I’m honestly not sure what the editors of the LA Times are arguing in favor of in their latest editorial. I do know what they’re arguing against: inoculating the rich first. They say they want to prioritize “by need” and here’s their conclusion:
Any healthcare rationing decision is going to be politically fraught, especially when the government is playing a role in the decision-making. The best approach is to ensure that emergency triage, and leaving some people to die in this pandemic, remains a hard-fought but strictly theoretical matter.

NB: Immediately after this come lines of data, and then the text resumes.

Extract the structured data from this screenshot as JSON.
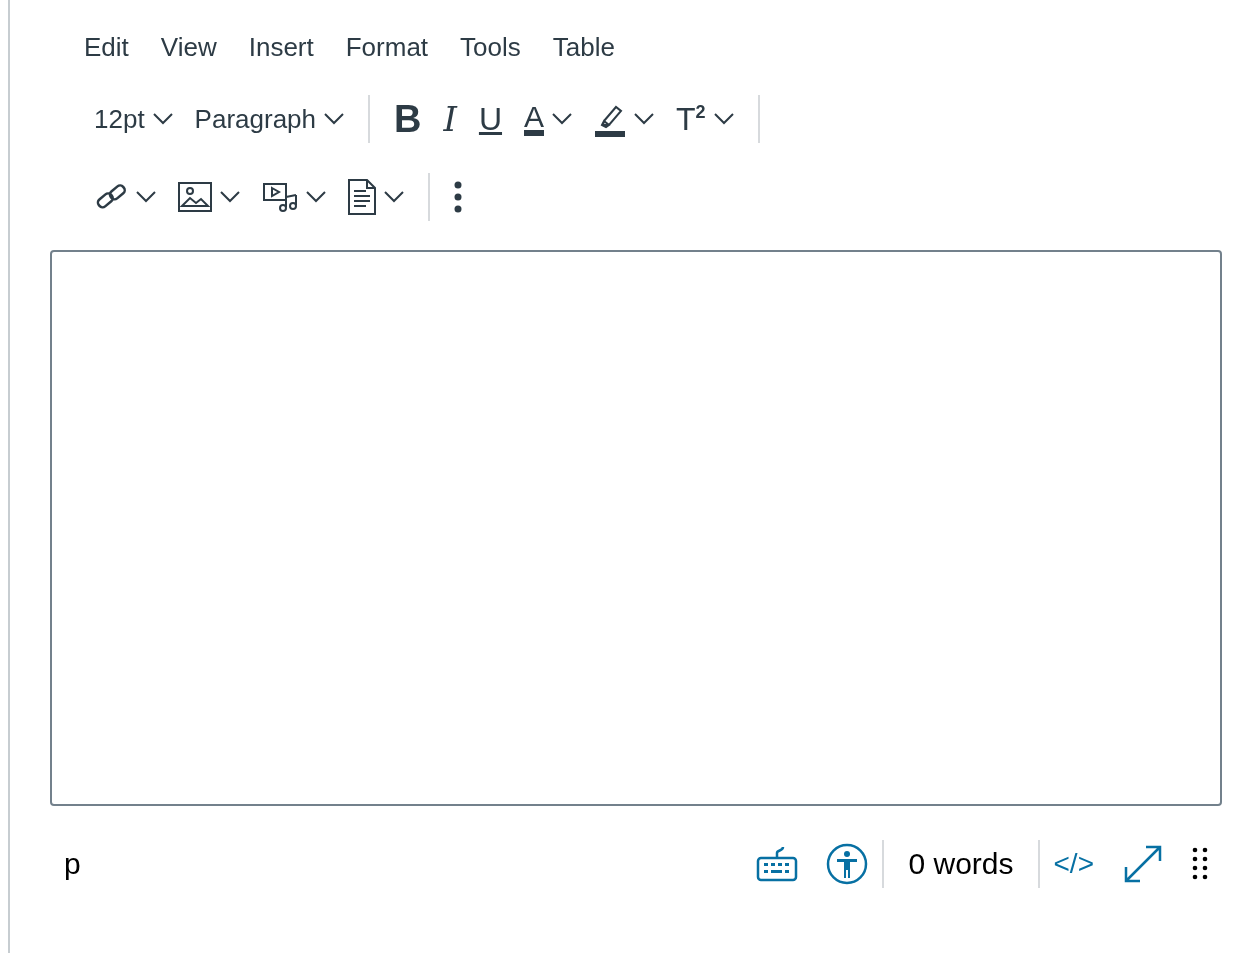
{
  "menu_bar": [
    "Edit",
    "View",
    "Insert",
    "Format",
    "Tools",
    "Table"
  ],
  "toolbar_rows": [
    [
      [
        {
          "kind": "select",
          "label": "12pt"
        },
        {
          "kind": "select",
          "label": "Paragraph"
        }
      ],
      [
        {
          "kind": "bold",
          "glyph": "B"
        },
        {
          "kind": "italic",
          "glyph": "I"
        },
        {
          "kind": "underline",
          "glyph": "U"
        },
        {
          "kind": "text-color",
          "glyph": "A"
        },
        {
          "kind": "highlight"
        },
        {
          "kind": "superscript",
          "glyph": "T$^{2}$"
        }
      ],
      []
    ],
    [
      [
        {
          "kind": "link"
        },
        {
          "kind": "image"
        },
        {
          "kind": "media"
        },
        {
          "kind": "document"
        }
      ],
      [
        {
          "kind": "more"
        }
      ]
    ]
  ],
  "status_bar": {
    "path": "p",
    "word_count": "0 words",
    "html_toggle": "</>"
  }
}
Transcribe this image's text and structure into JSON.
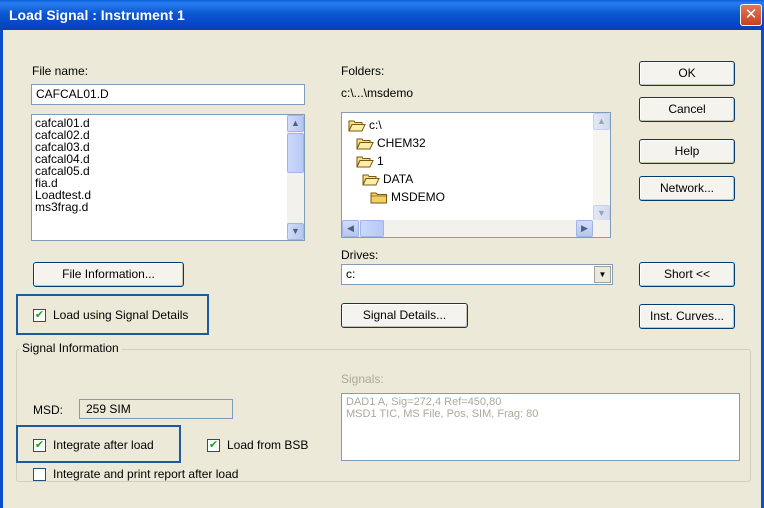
{
  "window": {
    "title": "Load Signal : Instrument 1",
    "close_glyph": "✕"
  },
  "file": {
    "label": "File name:",
    "value": "CAFCAL01.D",
    "list": [
      "cafcal01.d",
      "cafcal02.d",
      "cafcal03.d",
      "cafcal04.d",
      "cafcal05.d",
      "fia.d",
      "Loadtest.d",
      "ms3frag.d"
    ]
  },
  "folders": {
    "label": "Folders:",
    "path": "c:\\...\\msdemo",
    "tree": [
      "c:\\",
      "CHEM32",
      "1",
      "DATA",
      "MSDEMO"
    ]
  },
  "drives": {
    "label": "Drives:",
    "value": "c:"
  },
  "buttons": {
    "ok": "OK",
    "cancel": "Cancel",
    "help": "Help",
    "network": "Network...",
    "file_information": "File Information...",
    "signal_details": "Signal Details...",
    "short": "Short <<",
    "inst_curves": "Inst. Curves..."
  },
  "options": {
    "load_signal_details": {
      "label": "Load using Signal Details",
      "checked": true
    },
    "integrate_after_load": {
      "label": "Integrate after load",
      "checked": true
    },
    "load_from_bsb": {
      "label": "Load from BSB",
      "checked": true
    },
    "integrate_print": {
      "label": "Integrate and print report after load",
      "checked": false
    }
  },
  "signal_info": {
    "group_title": "Signal Information",
    "msd_label": "MSD:",
    "msd_value": "259 SIM",
    "signals_label": "Signals:",
    "signals": [
      "DAD1 A, Sig=272,4 Ref=450,80",
      "MSD1 TIC, MS File, Pos, SIM, Frag: 80"
    ]
  },
  "icons": {
    "checkmark": "✔",
    "folder": "folder-icon",
    "folder_open": "folder-open-icon",
    "scroll_up": "▲",
    "scroll_down": "▼",
    "scroll_left": "◀",
    "scroll_right": "▶",
    "combo_arrow": "▼"
  },
  "colors": {
    "title_bar": "#0a58d2",
    "dialog_bg": "#ece9d8",
    "highlight_border": "#1d5a9e"
  }
}
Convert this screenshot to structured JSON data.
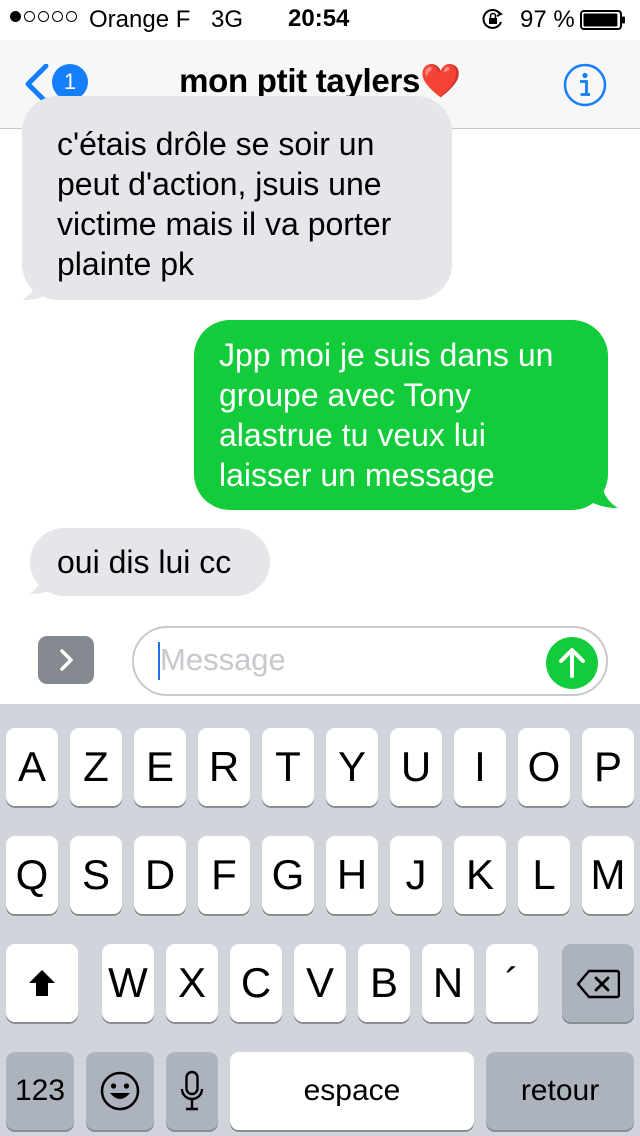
{
  "status_bar": {
    "signal_bars_filled": 1,
    "signal_bars_total": 5,
    "carrier": "Orange F",
    "network": "3G",
    "time": "20:54",
    "lock_icon": "orientation-lock-icon",
    "battery_percent": "97 %",
    "battery_level": 0.97
  },
  "nav": {
    "back_icon": "chevron-left-icon",
    "back_badge": "1",
    "title": "mon ptit taylers❤️",
    "info_icon": "info-icon",
    "accent_color": "#157efb"
  },
  "messages": [
    {
      "direction": "incoming",
      "lines": [
        "c'étais drôle se soir un",
        "peut d'action, jsuis une",
        "victime mais il va porter",
        "plainte pk"
      ]
    },
    {
      "direction": "outgoing",
      "lines": [
        "Jpp moi je suis dans un",
        "groupe avec Tony",
        "alastrue tu veux lui",
        "laisser un message"
      ]
    },
    {
      "direction": "incoming",
      "lines": [
        "oui dis lui cc"
      ]
    }
  ],
  "colors": {
    "incoming_bubble": "#e5e5ea",
    "outgoing_bubble": "#13cc3b",
    "keyboard_bg": "#d1d5db"
  },
  "input": {
    "apps_icon": "chevron-right-icon",
    "placeholder": "Message",
    "send_icon": "arrow-up-icon"
  },
  "keyboard": {
    "row1": [
      "A",
      "Z",
      "E",
      "R",
      "T",
      "Y",
      "U",
      "I",
      "O",
      "P"
    ],
    "row2": [
      "Q",
      "S",
      "D",
      "F",
      "G",
      "H",
      "J",
      "K",
      "L",
      "M"
    ],
    "row3": [
      "W",
      "X",
      "C",
      "V",
      "B",
      "N",
      "´"
    ],
    "shift_icon": "shift-icon",
    "delete_icon": "delete-icon",
    "numbers_label": "123",
    "emoji_icon": "emoji-icon",
    "mic_icon": "microphone-icon",
    "space_label": "espace",
    "return_label": "retour"
  }
}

If we can’t do that by rapidly increasing our supply and distribution of medical equipment, emergency physicians and specialists, then we do it by holding down the surge. That’s why Americans can tolerate a temporary infringement on personal liberty. That’s why we stay at home instead of going to the movies or to the beach, and why owners of restaurants, bars and other retail businesses have closed their doors: to prevent hospitals from being overwhelmed by critically ill patients, and to not have to take a ventilator away from a patient whose life could be saved.
The economic and social costs are huge. But we pay them in order to reject the process of assigning a different value to different human beings, and to reject the affront to human dignity that such calculations entail.
Before that there’s a lot of hand-wringing about the poor, disenfranchised, and people of color being short-changed.
An old client of mine used to talk about “too many oars in the water” by which he meant trying to accomplish too many conflicting goals at the same time. I think the LA Times has too many oars in the water. Let’s just give one example. A bit fewer than half of all practicing physicians, that’s a half million people, earn enough to put them among the top 1% of income earners, a category referred to as “the rich” by some. Said another way you can’t prioritize health care workers without prioritizing the rich at the same time.
My own view is that the highest priority for using the limited supplies of vaccine should be with those for whom it will do the most good. That means the first priority should be given to frontline health care workers. I also think that, for example, the State of Florida, has erred in prioritizing the elderly. Although they’re more at risk of dying from COVID-19 should they contract it IMO there are just too many of them to prioritize and there are other ways open to reduce the likelihood of contracting the virus than using the limited supplies of vaccine on them. I would inoculate people who work in long-term care facilities (who are disproportionately “people of color” by the way) and shut those facilities as tight as a drum. We don’t even have enough vaccine at this point to inoculate all the health care workers and people who work in long-term care facilities. We can talk about other priorities later. By the way, the elderly have higher wealth than the non-elderly as well. You can’t prioritize the elderly without prioritizing the rich.
I hate to advocate sticks before carrots but it should be made clear to frontline health care workers and people who work in long-term care facilities that they are free to accept or reject inoculation but they’re not free to keep their jobs unless they’re either already contracted COVID-19 and recovered or been inoculated.
Ideas for carrots, anyone?
Meanwhile, complicated rules are just plain foolish. The simpler the better. Setting up elaborate point systems borders on the insane.